The question of how far the negligence of one party to an accident may be considered in absolving the other from contributory negligence, under the rule that the second party had a right to assume that the other would obey the statutory law and the rules of due care, is a troublesome one. It is obvious that the two have some relation; it is equally obvious that, if carried to its logical conclusion, if the defendant is negligent the plaintiff can rarely be held to be contributorily negligent. It would establish a rule in many cases that, if both parties are negligent, neither is contributorily negligent. We think that the true rule is that laid down by Judge Graven in Mast v. Illinois Central Railroad, supra. There the able and learned federal judge, after pointing out that the failure of the operators of a train to give a signal of its approach, or the fact that the view of the crossing was obstructed, were each proper to be considered upon the question of contributory negligence of one injured when struck, said: * * * "they (the negligences of the railroad company) do not of themselves constitute affirmative evidence as to what precautions the injured person did or did not take for his own safety. The failure of a railroad company to give warning of the approach of one of its trains to a crossing does not excuse a person preparing to use the road over the tracks from taking reasonable precautions for his own safety." (Italics supplied.) 79 F. Supp. 174.

In Ballard v. Chicago, Rock Island & Pacific Railway Company, 193 Iowa 672, 676, 185 N.W. 993, 995, this court said: "No failure on the part of the railroad company to do its duty, if it so fails, will excuse a person from using his sense of sight and hearing upon approaching a railway crossing, especially so when the due use of either sense would have enabled him to avoid the danger."

In Arends v. DeBruyn, 217 Iowa 529, 533, 252 N.W. 249, 251, we said: "The recklessness of DeBruyn does not, of course, determine the question of contributory negligence on the part of appellant, * * *."

In Carlson v. Meusberger, 200 Iowa 65, 74, 204 N.W. 432, 436, is this language: "The duty to give the right of way was imposed by statute, and was not at all dependent on the other's neglect or failure to exercise due care, or to observe a statute applicable to him. * * * He was under the positive duty to yield the right of way, and of necessity was required to exercise reasonable diligence to ascertain if another with a right over the crossing superior to his was approaching."

We have pointed out that there is no affirmative evidence of any exercise of due care by the plaintiff. If there had been such, evidence of excessive speed on the part of defendants might be used to support it. But the showing of plaintiff's own witness is that she did nothing except to drive straight ahead into the intersection without change of speed or direction. Therefore the evidence of defendants' negligence, if there is such, does not aid her. She has failed to carry the burden of establishing freedom from negligence contributing to her injuries and damage.

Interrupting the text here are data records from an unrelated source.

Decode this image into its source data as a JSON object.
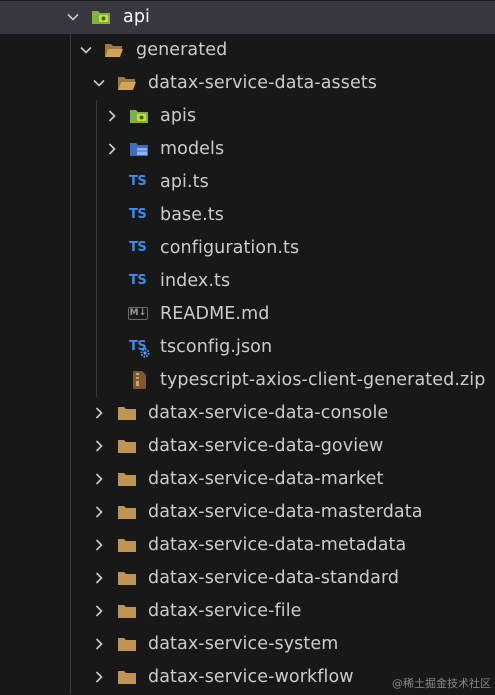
{
  "explorer": {
    "root": {
      "label": "api",
      "icon": "api-folder-icon"
    },
    "generated": {
      "label": "generated"
    },
    "assets": {
      "label": "datax-service-data-assets",
      "children": [
        {
          "label": "apis",
          "icon": "api-folder-icon",
          "kind": "folder"
        },
        {
          "label": "models",
          "icon": "models-folder-icon",
          "kind": "folder"
        },
        {
          "label": "api.ts",
          "icon": "typescript-icon",
          "kind": "file"
        },
        {
          "label": "base.ts",
          "icon": "typescript-icon",
          "kind": "file"
        },
        {
          "label": "configuration.ts",
          "icon": "typescript-icon",
          "kind": "file"
        },
        {
          "label": "index.ts",
          "icon": "typescript-icon",
          "kind": "file"
        },
        {
          "label": "README.md",
          "icon": "markdown-icon",
          "kind": "file"
        },
        {
          "label": "tsconfig.json",
          "icon": "tsconfig-icon",
          "kind": "file"
        },
        {
          "label": "typescript-axios-client-generated.zip",
          "icon": "zip-icon",
          "kind": "file"
        }
      ]
    },
    "services": [
      "datax-service-data-console",
      "datax-service-data-goview",
      "datax-service-data-market",
      "datax-service-data-masterdata",
      "datax-service-data-metadata",
      "datax-service-data-standard",
      "datax-service-file",
      "datax-service-system",
      "datax-service-workflow"
    ],
    "ts_badge": "TS",
    "md_badge": "M↓"
  },
  "watermark": "@稀土掘金技术社区",
  "colors": {
    "background": "#181818",
    "selected_row": "#37373d",
    "folder": "#c09553",
    "typescript": "#3b8eea",
    "api_folder": "#8bc34a"
  }
}
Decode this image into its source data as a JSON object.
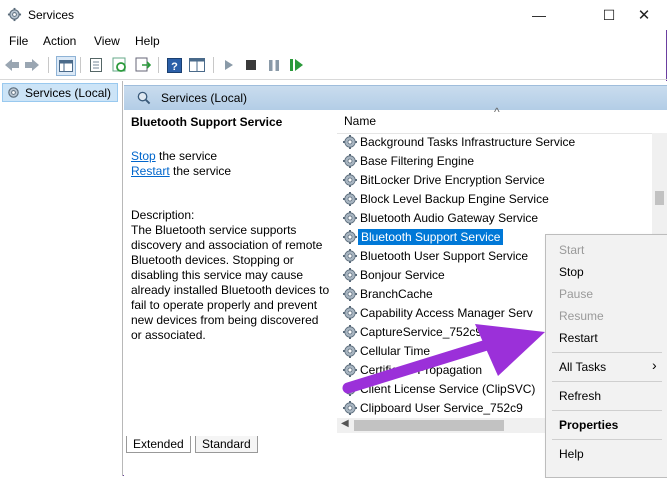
{
  "window": {
    "title": "Services",
    "min": "—",
    "max": "☐",
    "close": "✕"
  },
  "menu": [
    "File",
    "Action",
    "View",
    "Help"
  ],
  "tree": {
    "root": "Services (Local)"
  },
  "pane": {
    "header": "Services (Local)",
    "detail": {
      "title": "Bluetooth Support Service",
      "stop_link": "Stop",
      "stop_suffix": " the service",
      "restart_link": "Restart",
      "restart_suffix": " the service",
      "description_label": "Description:",
      "description": "The Bluetooth service supports discovery and association of remote Bluetooth devices.  Stopping or disabling this service may cause already installed Bluetooth devices to fail to operate properly and prevent new devices from being discovered or associated."
    },
    "list": {
      "column_name": "Name",
      "sort_glyph": "^",
      "rows": [
        "Background Tasks Infrastructure Service",
        "Base Filtering Engine",
        "BitLocker Drive Encryption Service",
        "Block Level Backup Engine Service",
        "Bluetooth Audio Gateway Service",
        "Bluetooth Support Service",
        "Bluetooth User Support Service",
        "Bonjour Service",
        "BranchCache",
        "Capability Access Manager Serv",
        "CaptureService_752c9",
        "Cellular Time",
        "Certificate Propagation",
        "Client License Service (ClipSVC)",
        "Clipboard User Service_752c9"
      ],
      "selected_index": 5
    },
    "tabs": [
      "Extended",
      "Standard"
    ]
  },
  "context_menu": {
    "start": "Start",
    "stop": "Stop",
    "pause": "Pause",
    "resume": "Resume",
    "restart": "Restart",
    "all_tasks": "All Tasks",
    "all_tasks_arrow": "›",
    "refresh": "Refresh",
    "properties": "Properties",
    "help": "Help"
  },
  "colors": {
    "arrow": "#9b30d9",
    "selection": "#0078d7",
    "link": "#0066cc"
  }
}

III. Plaintiff's third specification of error deals with the action of the trial court in striking one of her specifications of negligence of which she alleged defendants were guilty. In view of our holdings in the two preceding divisions, this ruling becomes immaterial and need not be discussed.

We find no prejudicial error in the rulings and judgment from which this appeal is taken.

*578 WENNERSTRUM, SMITH and MANTZ, JJ., concur.

OLIVER, C. J., and BLISS, GARFIELD and HAYS, JJ., dissent.

MULRONEY, J., takes no part.

There being an even division of opinion among the members of the Court, as to affirmance or reversal of this case, the judgment of the lower court is affirmed by operation of law.